IndyCar officials announce preliminary details of return to innovation

5 Comments

Set against a backdrop of the historic cars that have graced Indianapolis Motor Speedway for more than a century, at the IMS Museum, IndyCar’s new leaders described the preliminary plan for innovation to return to the series.

The key word here is “preliminary.” Specific details were hard to find in the formal remarks made Thursday by Hulman & Co. CEO Mark Miles, head of IndyCar’s parent company, and IndyCar’s new President of Competition/Operations Derrick Walker, who will take his new post after the month of May concludes.

The official line from the sanctioning body is that IndyCar will open the door to increased technical innovation in its cars and safety, with Walker directly responsible for identifying specific improvements and guiding their implementation.

Miles wants to see big speeds return to the Speedway – pun intended. Arie Luyendyk has the four-lap track record (236.986 mph),  the single-lap record (237.498 mph) and unofficial practice lap record (239.260) at IMS, all set in 1996 with a previous-year Reynard-Ford Cosworth IndyCar.

“We want to step up our game,” Miles said. “We’ve achieved a great car platform, so now we can move forward to explore what’s next.”

Ways to do so, at least with the current Dallara DW12 chassis and the 2.2L V6 turbocharged engines from Honda and Chevrolet, include the long-discussed but not-yet-finalized introduction of aero kits, and the plea from drivers, teams and fans alike for – as “Top Gear’s” Jeremy Clarkson might say – more power.

Walker said aero kits are more likely to see the light of day first, before manufacturers agree to a horsepower increase.

“The first bit will likely be aero kits,” said Walker. “There is room for the cars to advance aerodynamically.”

There’s a fine line to ensure innovation returns and the solid nature of the current IndyCar on-track product isn’t affected as a result, Walker said.

“There is plenty of speed in this car if we want to let it go, and if we can manage it,” he said. “To get where we want to go, it will take time.
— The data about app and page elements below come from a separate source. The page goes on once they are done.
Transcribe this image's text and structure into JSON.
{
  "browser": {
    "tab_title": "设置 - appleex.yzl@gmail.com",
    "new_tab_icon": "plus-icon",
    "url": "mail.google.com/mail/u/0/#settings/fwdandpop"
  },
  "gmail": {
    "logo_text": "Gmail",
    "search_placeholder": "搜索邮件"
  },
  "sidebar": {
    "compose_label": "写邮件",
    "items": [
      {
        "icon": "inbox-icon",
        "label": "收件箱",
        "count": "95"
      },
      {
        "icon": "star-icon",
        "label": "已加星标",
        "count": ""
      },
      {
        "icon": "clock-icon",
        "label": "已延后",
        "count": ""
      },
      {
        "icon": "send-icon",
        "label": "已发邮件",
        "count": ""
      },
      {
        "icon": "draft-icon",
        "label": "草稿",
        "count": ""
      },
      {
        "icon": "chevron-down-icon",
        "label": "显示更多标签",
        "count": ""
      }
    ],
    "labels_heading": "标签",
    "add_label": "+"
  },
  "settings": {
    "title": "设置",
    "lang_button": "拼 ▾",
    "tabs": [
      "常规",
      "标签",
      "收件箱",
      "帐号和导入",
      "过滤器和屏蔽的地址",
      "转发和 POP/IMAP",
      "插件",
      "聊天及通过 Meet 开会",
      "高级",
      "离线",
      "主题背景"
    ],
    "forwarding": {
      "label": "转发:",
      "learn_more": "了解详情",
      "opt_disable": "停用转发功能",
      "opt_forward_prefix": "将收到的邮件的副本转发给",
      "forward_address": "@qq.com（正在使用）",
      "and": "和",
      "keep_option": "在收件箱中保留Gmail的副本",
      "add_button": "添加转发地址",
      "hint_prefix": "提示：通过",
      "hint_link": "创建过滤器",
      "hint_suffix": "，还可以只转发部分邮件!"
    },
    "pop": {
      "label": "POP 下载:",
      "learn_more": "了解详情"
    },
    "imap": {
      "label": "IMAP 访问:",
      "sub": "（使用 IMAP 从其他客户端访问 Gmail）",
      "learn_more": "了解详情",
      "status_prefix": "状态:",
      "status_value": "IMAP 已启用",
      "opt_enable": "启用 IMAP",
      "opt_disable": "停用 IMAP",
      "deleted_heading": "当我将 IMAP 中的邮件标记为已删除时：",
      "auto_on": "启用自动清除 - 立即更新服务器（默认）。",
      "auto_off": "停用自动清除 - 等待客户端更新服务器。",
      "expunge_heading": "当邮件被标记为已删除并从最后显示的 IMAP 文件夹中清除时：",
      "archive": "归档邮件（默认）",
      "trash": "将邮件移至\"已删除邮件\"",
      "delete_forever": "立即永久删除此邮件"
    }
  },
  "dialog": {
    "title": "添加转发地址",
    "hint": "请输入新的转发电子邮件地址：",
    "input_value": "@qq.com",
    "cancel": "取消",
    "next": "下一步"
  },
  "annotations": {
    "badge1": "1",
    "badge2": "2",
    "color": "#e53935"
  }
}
It will take a very careful structuring.”

In March, IndyCar announced the formation of an 11-member advisory Competition Committee. Members on it include Walker, officials from Dallara, HPD, Chevrolet and Firestone, other IndyCar senior officials and two drivers (Ryan Hunter-Reay and Dario Franchitti) and two team representatives (Tim Cindric, Penske and Bryan Herta).

Hartley’s F1 grid penalty streak continues in Abu Dhabi

Getty Images
Leave a comment

Brendon Hartley’s record of receiving a grid penalty at every Formula 1 race he has started is set to continue in Abu Dhabi this weekend after Toro Rosso was forced to change part of his Renault power unit following the last race in Brazil.

Since making his F1 debut at the United States Grand Prix last month, Hartley has faced a grid drop at all three races he has started so far amid ongoing reliability difficulties for power unit supplier Renault.

After being forced to retire from the last race in Brazil two weeks ago due to an engine issue, Hartley has received a 10-place grid penalty for Abu Dhabi after it was confirmed Toro Rosso had changed the MGU-H on his power unit.

Hartley is yet to score any points in F1, having retired from two of his three races so far to make his debut run to P13 in Austin his best result to date.

The Toro Rosso driver finished 20th in FP1 and 19th in FP2 during Friday’s practice sessions in Abu Dhabi as he continued to get to grips with the Yas Marina Circuit.